Reece: Basically my teenage years were so fucking horrible so once I turned 20 I decided my twenties were gonna be the best era of my life. I joined the gym and have been going 2 to 4 times a week and it honestly makes me feel so good about myself! Also so many people on social media helped me to love myself. Cartia Mallan taught me to live my life spiritually and mediate every day! Remi Ashten also taught me how to live a healthier life not for everybody else but for me! Also you (Bri) inspired me to put up my first body posi post which gained so much support!
Bri: How are you gonna throw some body positivity into the universe?
Reece: I’m gonna just talk about my body experiences more. Through posting more body positivity related content the amount of messages I have gotten about the subject has been crazy. I want to inspire people to live their best lives and to put two middle fingers up to people who have put them down for years. FUCK THE HATERS.
I’m absolutely blown away by Reece’s honesty and vulnerability sharing his responses to my questions. As a friend I have never been prouder of him for opening up to me and sharing his experiences and even more so as a person who follows him and admires him for all of his hard work within the Irish social media community.
I definitely believe that men deserve the support that women get on the topic of body image and body positivity. If you enjoy going to the gym for reasons that are just to transform the way you look because you think you should look a certain way like someone else in order to be attractive or manly, I feel sorry for you. I hope you one day realise that you should be going to the gym to exercise the best version of yourself to push your strength to its limits, to reach a goal, to enjoy yourself, to destress, to take advantage of the ability your body has to do some good workouts. It’s time for the ‘lads’ to stop calling each other fat or scrawny in the changing rooms, to stop taking screenshots and pictures of someone who they call chubby or skinny and slandering them in group chats, to stop making fun of people wether they’re big or small and decide to take their top off at the beach.
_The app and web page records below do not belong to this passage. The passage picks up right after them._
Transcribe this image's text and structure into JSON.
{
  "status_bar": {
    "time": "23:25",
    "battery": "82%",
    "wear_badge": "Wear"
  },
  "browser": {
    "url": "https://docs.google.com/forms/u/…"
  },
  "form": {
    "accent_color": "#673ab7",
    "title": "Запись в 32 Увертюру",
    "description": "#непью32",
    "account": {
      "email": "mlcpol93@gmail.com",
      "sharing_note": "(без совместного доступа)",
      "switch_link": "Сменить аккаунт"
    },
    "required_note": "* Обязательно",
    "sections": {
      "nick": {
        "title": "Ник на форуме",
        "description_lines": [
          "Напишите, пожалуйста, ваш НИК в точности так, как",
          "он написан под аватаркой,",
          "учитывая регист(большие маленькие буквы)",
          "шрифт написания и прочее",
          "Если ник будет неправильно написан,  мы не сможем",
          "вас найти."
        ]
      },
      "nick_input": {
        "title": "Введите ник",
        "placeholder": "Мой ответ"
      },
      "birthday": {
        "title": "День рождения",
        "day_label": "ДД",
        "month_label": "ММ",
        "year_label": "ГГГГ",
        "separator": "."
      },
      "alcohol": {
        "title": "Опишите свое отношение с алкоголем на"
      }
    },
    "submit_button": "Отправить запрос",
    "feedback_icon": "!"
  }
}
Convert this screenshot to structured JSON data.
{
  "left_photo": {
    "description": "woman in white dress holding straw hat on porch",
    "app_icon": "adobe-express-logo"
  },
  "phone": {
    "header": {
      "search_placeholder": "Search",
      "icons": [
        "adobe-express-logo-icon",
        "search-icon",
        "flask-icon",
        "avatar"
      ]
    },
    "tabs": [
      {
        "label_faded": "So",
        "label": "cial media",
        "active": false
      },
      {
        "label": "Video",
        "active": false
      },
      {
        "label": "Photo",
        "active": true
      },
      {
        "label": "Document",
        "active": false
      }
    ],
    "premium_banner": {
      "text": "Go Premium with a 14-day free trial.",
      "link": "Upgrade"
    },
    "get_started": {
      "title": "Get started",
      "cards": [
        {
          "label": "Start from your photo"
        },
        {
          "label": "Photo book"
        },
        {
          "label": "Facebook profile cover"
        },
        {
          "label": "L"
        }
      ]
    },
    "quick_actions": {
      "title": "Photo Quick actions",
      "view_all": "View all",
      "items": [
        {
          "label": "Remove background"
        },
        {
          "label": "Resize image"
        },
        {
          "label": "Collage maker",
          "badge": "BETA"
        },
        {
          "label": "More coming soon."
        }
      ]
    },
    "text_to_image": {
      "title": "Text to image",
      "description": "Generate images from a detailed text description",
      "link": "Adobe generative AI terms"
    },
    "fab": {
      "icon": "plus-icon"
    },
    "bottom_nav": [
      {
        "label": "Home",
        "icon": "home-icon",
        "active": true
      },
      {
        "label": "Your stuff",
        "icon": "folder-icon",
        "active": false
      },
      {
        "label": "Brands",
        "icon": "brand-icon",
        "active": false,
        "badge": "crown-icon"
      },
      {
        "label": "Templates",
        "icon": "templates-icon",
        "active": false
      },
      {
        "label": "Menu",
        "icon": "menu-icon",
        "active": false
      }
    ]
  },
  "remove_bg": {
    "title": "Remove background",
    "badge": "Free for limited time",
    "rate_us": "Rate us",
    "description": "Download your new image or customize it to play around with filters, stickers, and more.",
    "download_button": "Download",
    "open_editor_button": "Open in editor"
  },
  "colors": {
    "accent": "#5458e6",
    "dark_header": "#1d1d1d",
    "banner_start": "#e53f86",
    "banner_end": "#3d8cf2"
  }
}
The pressure on male body image is immense and is not only damaging physically to men but also psychologically. In Ireland men account for 80% of suicides recorded in State (The Irish Times). If we alleviate some of the pressure on men that there is to be seen as macho, strong, non emotional, the provider, and handsome by first introducing a new body image of being the best version of who you are not who you think you should be, it just may save some lives. #BodyPositivity is this: embrace just being yourself, look after yourself and love yourself, that is enough, oh and don’t be a dick.
Thank you to Reece Creed for collaborating with me for this blog post I’ll leave his social media handles here:
Hope you enjoyed this post! Make sure to follow me for more. Feel free to share and send this on to any of the males in your life, a dad, a brother, an uncle, a friend. Spread some positivity today.